Social care no deal preparations ramp up

Scottish Government looks to understand no deal Brexit contingency plans in sector

Thursday 6th June 2019

The Scottish Government has begun surveying social care leaders to find out how well they might cope with shortages of vital supplies so ministers can understand how much support the sector would need if the UK leaves the EU without a deal.

Scottish Care, the representative body for voluntary and private social care providers, has been commissioned to carry out the research on the government’s behalf.

Chief executive Donald Macaskill says the current study is part of a process to “ensure that planning and preparedness is as robust as it can be.”

“Scottish Care is grateful for the support of Scottish Government in recognising the particular challenges that are potentially going to be faced by the care sector should we see a no deal EU exit,” he added.

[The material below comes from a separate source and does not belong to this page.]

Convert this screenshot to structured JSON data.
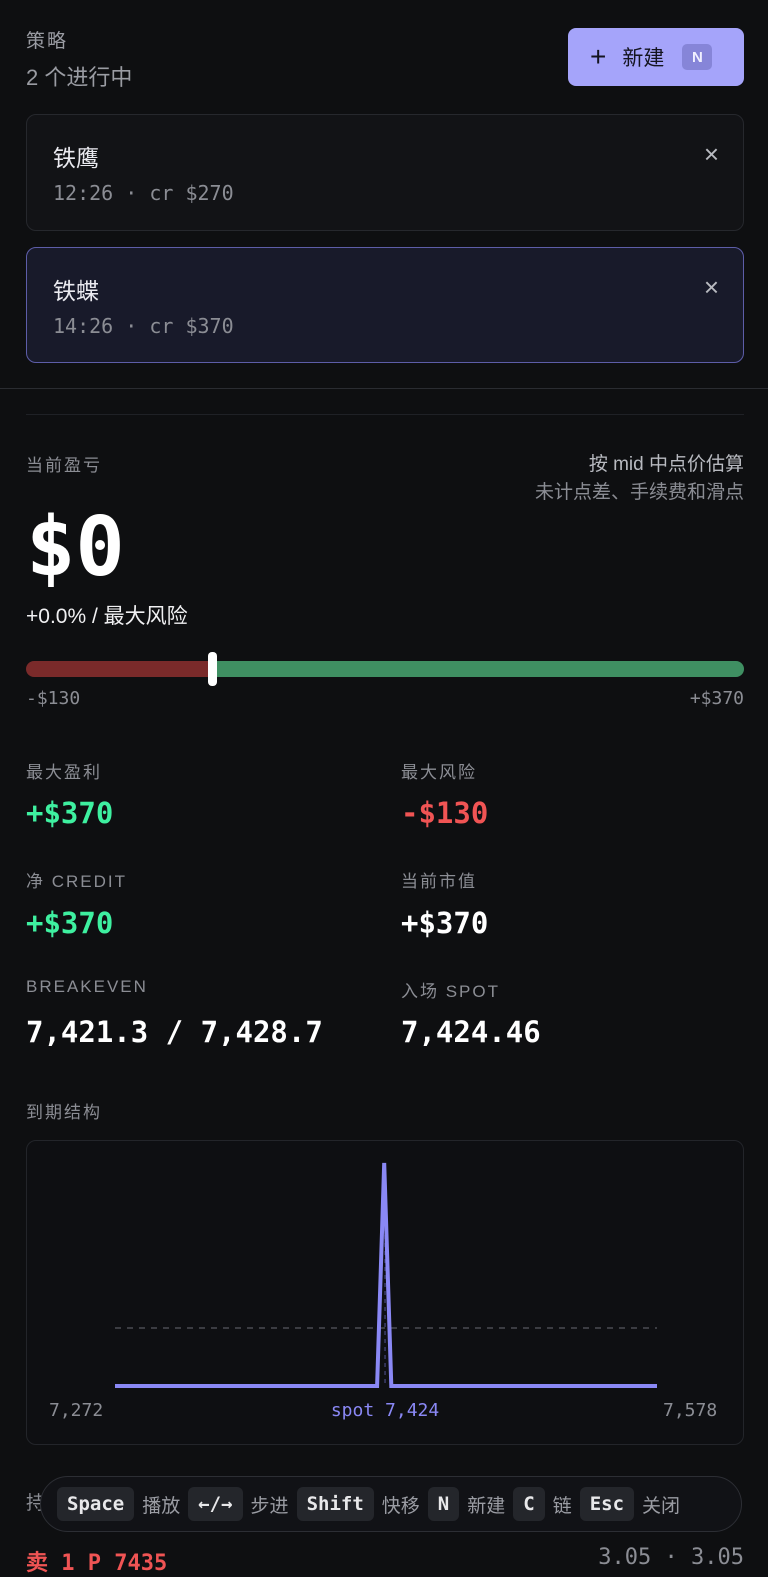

The Scottish Government is calling on UK ministers to "categorically" rule out leaving Europe without a withdrawal agreement in place, warning a no deal poses a "significant threat" to the health and social care sector.

Scottish Care has previously said a no deal departure could lead to up to 18 weeks of disturbance and said its members should consider building up reserves of medical supplies.

Leading contenders for the Conservative leadership say they will take the UK out of the EU without a deal if no agreement has been reached by the 31st October 2019 deadline, rather than seek another extension to the Article 50 process.

Care sector leaders and managers will be asked to outline their contingency plans and set out their concerns in three separate surveys over the coming months.

The first, being sent out by Scottish Care this week, deals with clinical consumables that organisations use to care for people such as cleaning, hygiene and incontinence products.

Amid worries disruption at UK borders caused by a no deal departure could see deliveries of these essentials delayed or cancelled, care managers across Scotland will be asked about the strategies they have in place to cope with shortages.

Scotland’s health secretary, Jeane Freeman, has previously described Brexit as the “single biggest issue” hampering social care recruitment.

A Scottish Government spokesperson said: “Uncertainty around a no deal Brexit continues to pose a significant threat to the health and social care sector, both in terms of the supply of medicines and critical goods and the impact which the loss of freedom of movement will have on the  recruitment and retention of staff. This is why the UK Government should categorically rule out such an outcome now.

“As a responsible government, we are working with a wide range of local and national organisations to support contingency planning in the health and social care sector in response to the possibility of a ‘no deal’ EU exit but we cannot mitigate all the risks EU exit presents.”